The court rejected the defense's request to annul the proceedings on the grounds of "
", as well as its criticisms concerning the referral to the DGSI to investigate, instead of another service.
On the other hand, the court canceled part of the acts of investigation (the telephone tapping of the employees as well as their police custody for an exceptional period of 96 hours), because they had been authorized in application of suspicions of "sabotage
, while the hypothesis of a “
trade union action
” was quickly confirmed and that of a “
foreign service action
The message from the court is very clear: there has been an instrumentalization of these derogatory measures for the purpose of repression of the trade union movement
”, reacted Me Loïc Le Quellec, lawyer for one of the employees.
Me Jérôme Karsenti, lawyer for another defendant, considered that the court had remained "
halfway, without going to the end of its own reasoning
Regretting that the court did not opt for an exemption from sentence, he nevertheless said he was "

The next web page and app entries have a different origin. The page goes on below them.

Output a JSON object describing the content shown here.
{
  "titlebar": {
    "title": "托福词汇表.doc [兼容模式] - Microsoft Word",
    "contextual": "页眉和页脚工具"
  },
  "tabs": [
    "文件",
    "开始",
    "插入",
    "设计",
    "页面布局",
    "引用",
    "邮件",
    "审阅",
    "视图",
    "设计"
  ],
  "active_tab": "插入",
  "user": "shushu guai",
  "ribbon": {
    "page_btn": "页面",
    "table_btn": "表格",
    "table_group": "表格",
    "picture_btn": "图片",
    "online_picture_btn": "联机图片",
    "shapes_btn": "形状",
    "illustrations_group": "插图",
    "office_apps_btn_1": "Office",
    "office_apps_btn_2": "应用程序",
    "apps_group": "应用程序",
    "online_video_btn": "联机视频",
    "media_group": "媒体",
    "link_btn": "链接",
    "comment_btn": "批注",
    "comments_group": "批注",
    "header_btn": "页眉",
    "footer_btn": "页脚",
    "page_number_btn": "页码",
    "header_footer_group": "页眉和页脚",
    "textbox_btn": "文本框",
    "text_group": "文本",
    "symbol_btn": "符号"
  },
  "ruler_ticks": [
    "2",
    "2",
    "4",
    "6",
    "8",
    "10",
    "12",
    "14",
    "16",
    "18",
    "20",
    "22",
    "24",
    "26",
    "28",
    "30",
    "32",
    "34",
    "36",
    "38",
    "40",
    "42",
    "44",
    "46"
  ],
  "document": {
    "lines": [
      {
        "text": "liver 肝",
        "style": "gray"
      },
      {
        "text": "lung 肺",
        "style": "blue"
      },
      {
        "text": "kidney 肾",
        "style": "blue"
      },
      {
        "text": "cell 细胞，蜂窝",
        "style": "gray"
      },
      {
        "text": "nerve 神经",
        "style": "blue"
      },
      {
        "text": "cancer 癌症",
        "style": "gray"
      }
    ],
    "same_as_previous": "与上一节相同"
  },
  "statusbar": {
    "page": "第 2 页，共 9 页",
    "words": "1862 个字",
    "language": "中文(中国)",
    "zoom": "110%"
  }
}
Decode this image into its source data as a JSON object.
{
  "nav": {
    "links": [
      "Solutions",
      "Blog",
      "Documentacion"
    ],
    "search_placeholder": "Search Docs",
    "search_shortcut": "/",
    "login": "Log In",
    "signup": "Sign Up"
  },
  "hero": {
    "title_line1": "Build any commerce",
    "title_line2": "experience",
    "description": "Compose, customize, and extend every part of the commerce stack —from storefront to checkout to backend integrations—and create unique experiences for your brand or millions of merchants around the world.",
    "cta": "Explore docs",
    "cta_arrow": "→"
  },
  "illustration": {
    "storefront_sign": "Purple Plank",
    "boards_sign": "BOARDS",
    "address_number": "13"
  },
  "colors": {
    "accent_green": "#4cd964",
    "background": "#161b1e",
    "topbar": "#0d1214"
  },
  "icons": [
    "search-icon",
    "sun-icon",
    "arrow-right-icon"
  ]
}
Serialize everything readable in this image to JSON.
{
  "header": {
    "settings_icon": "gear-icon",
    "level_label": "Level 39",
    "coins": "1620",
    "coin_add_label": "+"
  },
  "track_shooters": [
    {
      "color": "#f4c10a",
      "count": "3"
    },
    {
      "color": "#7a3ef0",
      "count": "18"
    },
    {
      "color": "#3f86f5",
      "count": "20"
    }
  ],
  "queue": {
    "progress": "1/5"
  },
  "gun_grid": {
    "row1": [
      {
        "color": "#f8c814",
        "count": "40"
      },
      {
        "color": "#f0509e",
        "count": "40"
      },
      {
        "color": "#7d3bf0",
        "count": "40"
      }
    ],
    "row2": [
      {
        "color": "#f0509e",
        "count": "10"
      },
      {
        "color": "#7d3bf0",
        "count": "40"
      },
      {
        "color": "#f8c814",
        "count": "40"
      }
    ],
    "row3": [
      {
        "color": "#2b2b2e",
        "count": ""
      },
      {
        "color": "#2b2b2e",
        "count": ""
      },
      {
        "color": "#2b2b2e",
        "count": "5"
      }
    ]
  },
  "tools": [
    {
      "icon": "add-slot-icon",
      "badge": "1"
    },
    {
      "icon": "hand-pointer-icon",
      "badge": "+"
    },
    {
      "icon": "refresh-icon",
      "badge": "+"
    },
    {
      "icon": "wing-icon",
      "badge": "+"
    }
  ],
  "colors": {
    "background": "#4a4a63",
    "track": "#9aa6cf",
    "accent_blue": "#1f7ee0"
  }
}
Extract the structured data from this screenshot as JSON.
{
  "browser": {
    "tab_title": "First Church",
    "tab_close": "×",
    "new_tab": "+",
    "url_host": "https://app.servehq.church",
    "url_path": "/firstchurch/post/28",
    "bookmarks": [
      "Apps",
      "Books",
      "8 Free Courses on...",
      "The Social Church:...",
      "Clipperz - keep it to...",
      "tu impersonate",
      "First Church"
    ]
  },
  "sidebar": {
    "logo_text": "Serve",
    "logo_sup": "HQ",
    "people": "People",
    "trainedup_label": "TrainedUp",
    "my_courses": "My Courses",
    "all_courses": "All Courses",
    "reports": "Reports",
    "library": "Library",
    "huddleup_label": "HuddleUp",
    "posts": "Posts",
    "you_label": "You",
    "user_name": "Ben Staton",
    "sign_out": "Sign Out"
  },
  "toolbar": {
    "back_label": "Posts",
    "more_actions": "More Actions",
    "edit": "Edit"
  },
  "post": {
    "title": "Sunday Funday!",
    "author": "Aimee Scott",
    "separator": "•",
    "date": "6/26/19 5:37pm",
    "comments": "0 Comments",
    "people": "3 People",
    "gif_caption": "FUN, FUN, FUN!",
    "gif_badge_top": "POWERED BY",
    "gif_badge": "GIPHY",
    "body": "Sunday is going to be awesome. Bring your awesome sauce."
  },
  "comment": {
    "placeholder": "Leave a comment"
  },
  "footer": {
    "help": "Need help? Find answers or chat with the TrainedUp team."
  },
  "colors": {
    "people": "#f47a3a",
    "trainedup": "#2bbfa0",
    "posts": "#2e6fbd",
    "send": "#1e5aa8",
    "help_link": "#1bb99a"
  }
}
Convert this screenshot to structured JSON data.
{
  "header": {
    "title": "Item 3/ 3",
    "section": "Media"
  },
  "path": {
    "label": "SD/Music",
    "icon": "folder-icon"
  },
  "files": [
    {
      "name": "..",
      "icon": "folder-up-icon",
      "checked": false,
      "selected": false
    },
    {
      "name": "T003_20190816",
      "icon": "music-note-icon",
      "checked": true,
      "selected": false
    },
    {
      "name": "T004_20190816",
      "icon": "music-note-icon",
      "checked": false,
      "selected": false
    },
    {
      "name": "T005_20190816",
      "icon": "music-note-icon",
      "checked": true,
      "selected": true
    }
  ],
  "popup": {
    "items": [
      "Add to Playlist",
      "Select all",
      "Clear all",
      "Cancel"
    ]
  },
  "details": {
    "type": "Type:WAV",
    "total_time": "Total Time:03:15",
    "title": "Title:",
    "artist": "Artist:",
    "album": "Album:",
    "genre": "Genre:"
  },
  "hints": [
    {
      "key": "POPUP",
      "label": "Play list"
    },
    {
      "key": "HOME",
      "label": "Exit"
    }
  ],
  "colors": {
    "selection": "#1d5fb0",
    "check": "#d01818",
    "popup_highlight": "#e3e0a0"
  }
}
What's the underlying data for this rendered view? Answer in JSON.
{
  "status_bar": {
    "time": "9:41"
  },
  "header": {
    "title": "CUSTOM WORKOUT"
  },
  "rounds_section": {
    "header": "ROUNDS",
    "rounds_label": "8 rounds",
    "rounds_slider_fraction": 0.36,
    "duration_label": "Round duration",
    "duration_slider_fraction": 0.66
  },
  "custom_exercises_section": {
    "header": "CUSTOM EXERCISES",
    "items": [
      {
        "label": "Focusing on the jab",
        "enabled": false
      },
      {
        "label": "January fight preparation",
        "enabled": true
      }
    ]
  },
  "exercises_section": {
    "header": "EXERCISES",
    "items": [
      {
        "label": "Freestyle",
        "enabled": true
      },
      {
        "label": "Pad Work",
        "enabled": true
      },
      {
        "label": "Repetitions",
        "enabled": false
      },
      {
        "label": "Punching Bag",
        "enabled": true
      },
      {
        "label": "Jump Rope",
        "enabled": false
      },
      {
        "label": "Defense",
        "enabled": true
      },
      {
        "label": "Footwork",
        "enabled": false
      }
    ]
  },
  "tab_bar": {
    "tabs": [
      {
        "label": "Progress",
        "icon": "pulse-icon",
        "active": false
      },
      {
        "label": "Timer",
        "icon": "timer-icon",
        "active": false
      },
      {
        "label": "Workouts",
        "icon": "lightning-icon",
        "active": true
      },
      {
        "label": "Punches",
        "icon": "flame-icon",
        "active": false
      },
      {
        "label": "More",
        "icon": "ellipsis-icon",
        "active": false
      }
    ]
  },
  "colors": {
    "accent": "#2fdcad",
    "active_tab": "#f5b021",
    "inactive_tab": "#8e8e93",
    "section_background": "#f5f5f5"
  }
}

rather satisfied to see that the reality of the offense against public order was taken into account